In Grodno last week, the possibility of abolishing the death penalty in Belarus or introducing a moratorium was discussed.

The Belarusian authorities are likely to continue to support the death penalty in Belarus. During his rule, President Lukashenka pardoned only one person, and courts sentenced to death more than 400 people since the early 1990s. Over the past year, Belarusian courts sentenced to death several persons and one person was executed.

There are no recent independent polls about people’s attitude about the death penalty in Belarus. Apparently, this issue is not a priority for the population. In many ways, public opinion about the abolition of the death penalty would depend on the tone of the state-owned media reports.

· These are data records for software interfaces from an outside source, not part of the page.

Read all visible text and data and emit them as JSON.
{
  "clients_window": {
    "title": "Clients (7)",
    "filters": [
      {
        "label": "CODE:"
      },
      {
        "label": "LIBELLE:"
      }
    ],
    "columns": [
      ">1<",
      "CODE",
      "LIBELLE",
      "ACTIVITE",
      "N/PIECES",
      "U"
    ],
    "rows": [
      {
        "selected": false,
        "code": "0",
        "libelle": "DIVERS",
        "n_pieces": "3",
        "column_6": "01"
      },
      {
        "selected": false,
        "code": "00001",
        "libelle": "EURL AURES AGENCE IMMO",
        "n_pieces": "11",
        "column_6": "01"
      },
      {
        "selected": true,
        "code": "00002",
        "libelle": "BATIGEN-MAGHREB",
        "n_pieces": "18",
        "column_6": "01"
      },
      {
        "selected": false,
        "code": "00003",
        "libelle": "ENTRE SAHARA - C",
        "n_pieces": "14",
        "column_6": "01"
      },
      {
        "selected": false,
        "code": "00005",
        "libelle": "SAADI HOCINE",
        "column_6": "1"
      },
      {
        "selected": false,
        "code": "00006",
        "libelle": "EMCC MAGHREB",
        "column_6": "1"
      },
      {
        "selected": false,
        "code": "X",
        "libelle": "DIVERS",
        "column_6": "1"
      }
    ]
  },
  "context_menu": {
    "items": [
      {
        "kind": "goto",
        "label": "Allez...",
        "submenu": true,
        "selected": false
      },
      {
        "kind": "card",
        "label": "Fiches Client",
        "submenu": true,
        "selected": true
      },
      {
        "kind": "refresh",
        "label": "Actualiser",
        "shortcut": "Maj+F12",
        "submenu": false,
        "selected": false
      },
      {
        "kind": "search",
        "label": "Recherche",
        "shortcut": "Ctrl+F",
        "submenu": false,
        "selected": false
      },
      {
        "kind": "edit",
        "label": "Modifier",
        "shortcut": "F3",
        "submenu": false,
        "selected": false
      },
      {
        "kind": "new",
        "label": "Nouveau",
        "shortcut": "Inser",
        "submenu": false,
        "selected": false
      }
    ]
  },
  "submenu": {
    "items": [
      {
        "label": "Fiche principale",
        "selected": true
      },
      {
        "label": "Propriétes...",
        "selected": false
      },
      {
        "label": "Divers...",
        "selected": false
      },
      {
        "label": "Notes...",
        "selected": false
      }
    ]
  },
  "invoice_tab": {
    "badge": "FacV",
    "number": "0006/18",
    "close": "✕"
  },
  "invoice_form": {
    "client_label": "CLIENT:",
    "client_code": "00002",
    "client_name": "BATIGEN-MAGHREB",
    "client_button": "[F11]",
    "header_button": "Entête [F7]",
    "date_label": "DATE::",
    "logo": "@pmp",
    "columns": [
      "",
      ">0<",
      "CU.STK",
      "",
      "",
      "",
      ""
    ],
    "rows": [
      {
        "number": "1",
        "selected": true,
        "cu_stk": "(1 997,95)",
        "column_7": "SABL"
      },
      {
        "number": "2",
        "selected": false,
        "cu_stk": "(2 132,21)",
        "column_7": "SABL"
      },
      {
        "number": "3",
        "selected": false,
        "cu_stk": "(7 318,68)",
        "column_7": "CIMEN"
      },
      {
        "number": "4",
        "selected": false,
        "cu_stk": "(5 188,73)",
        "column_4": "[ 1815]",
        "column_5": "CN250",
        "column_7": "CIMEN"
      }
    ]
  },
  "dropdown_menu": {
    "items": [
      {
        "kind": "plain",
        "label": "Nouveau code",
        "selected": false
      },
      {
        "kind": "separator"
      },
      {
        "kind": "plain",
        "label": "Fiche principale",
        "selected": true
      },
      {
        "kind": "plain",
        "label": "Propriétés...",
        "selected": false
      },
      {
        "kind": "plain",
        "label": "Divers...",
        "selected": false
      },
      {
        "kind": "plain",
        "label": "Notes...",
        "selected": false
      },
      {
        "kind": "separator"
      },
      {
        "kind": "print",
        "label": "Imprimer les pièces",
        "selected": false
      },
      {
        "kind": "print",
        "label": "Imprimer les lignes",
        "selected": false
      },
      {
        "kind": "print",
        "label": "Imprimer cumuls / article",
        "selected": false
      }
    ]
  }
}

That said, the Belarusian Orthodox Church and the Roman-Catholic Church stand for the abolition of the capital punishment, however their efforts in this regard only limit to public statements about their stance. Simultaneously, the authorities could have influenced public opinion about the death penalty through a focused media campaign in the state media. As they did, for example, with the nuclear power plant construction in Astravets. Initially unpopular project of the NPP construction was broadly promoted in the state media, and eventually, according to independent pollsters, was accepted by most population.